Waka Poems by Their Majesties the Emperor and Empress and Their Imperial Highnesses the Crown Prince and Princess

Theme for the New Year's Poetry Reading (1998) : The Road (or the Way)

His Majesty the Emperor
Viewing the display
Of Todai's hisitory
Led me to ponder
The road our country traveled
With the advance of learning

On seeing the displays of "The University of Tokyo Exhibition: Past, Present, and Future of Academic Activities", held in commemoration of the 120th anniversary of the establishment of the University of Tokyo, His Majesty composed this waka poem as He thought on the way in which the Arts and Sciences have come to develop in Japan.

Her Majesty the Empress
Along that far road
Trodden by you immigrants
On you hardwon way,
Oh! How many times till now
Have the yipe flowers bloomed?

This was composed in Brazil which Her Majesty revisited after a lapse of thirty years since Her first visit there and of nineteen years since Her second visit. She composed this waka poem as She turned Her thoughts concurrently to the long distance the immigrants had severally covered in their lives, and the many times the yipe flowers had come to blossom in their season on that way.

His Imperial Highness the Crown Prince
With the name of a road written on a signpost, the road of my pursuit of academic studies began.

As a child, His Imperial Highness the Crown Prince noticed on the grounds of his residence in Akasaka, an old road sign upon which was written "Highway to Oshu". This experience become his motivation for begining study of his present research theme, the history of transportation in Medieval Japan and in Modern Britain. This poem conveys his sentiment under the topic of "michi", road.

Her Imperial Highness the Crown Princess
The long dirt road leading to Rwanda--Much hapiness to those walking it.
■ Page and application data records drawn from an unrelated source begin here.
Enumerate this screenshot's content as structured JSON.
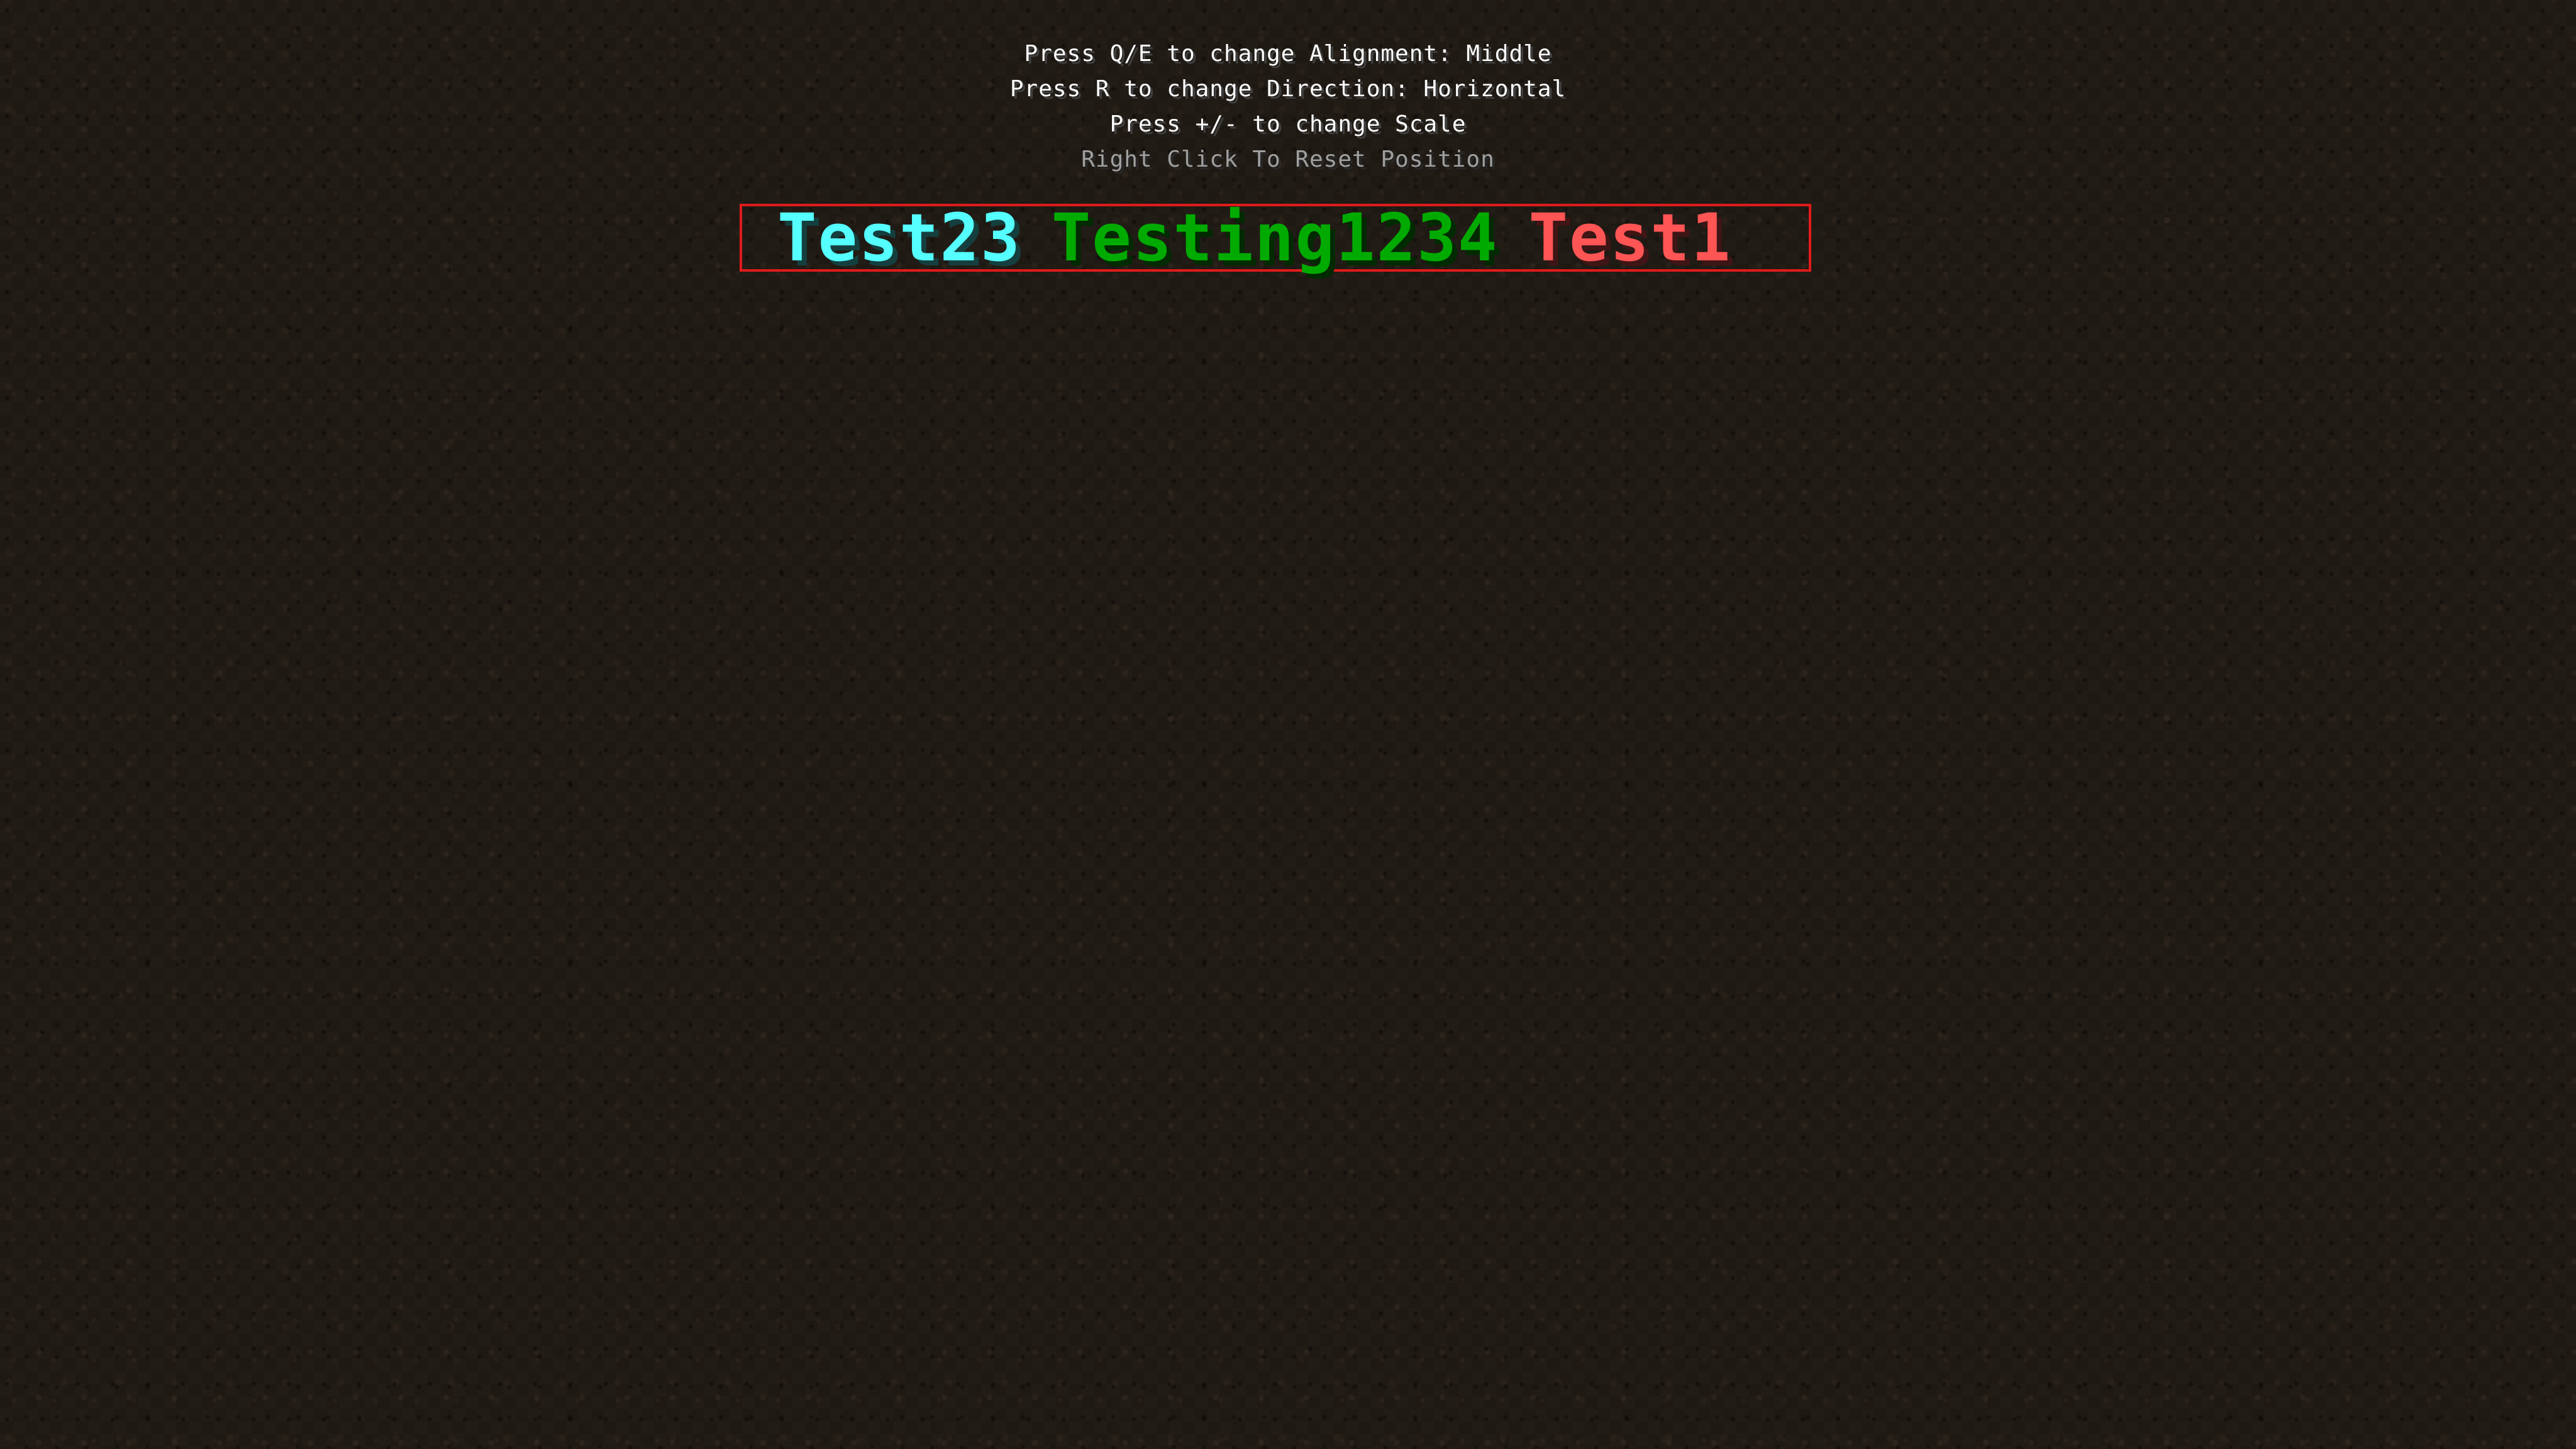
{
  "instructions": {
    "alignment": "Press Q/E to change Alignment: Middle",
    "direction": "Press R to change Direction: Horizontal",
    "scale": "Press +/- to change Scale",
    "reset": "Right Click To Reset Position"
  },
  "hud_entries": [
    {
      "text": "Test23",
      "color": "#55ffff",
      "shadow": "#153f3f"
    },
    {
      "text": "Testing1234",
      "color": "#00aa00",
      "shadow": "#002a00"
    },
    {
      "text": "Test1",
      "color": "#ff5555",
      "shadow": "#3f1515"
    }
  ],
  "colors": {
    "box_border": "#e01b1b",
    "instruction_text": "#ffffff",
    "instruction_dim": "#a0a0a0",
    "background": "#221c16"
  }
}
Her Imperial Highness the Crown Princess has a deep concern for the plight of refugees who for various reasons have had to leave their homelands. In this poem, she calls to mind the sight of those people who had became refugees from Rwanda on their long walk back home, and in thinking of all the troubles they must overcome, expresses her wish for their happiness.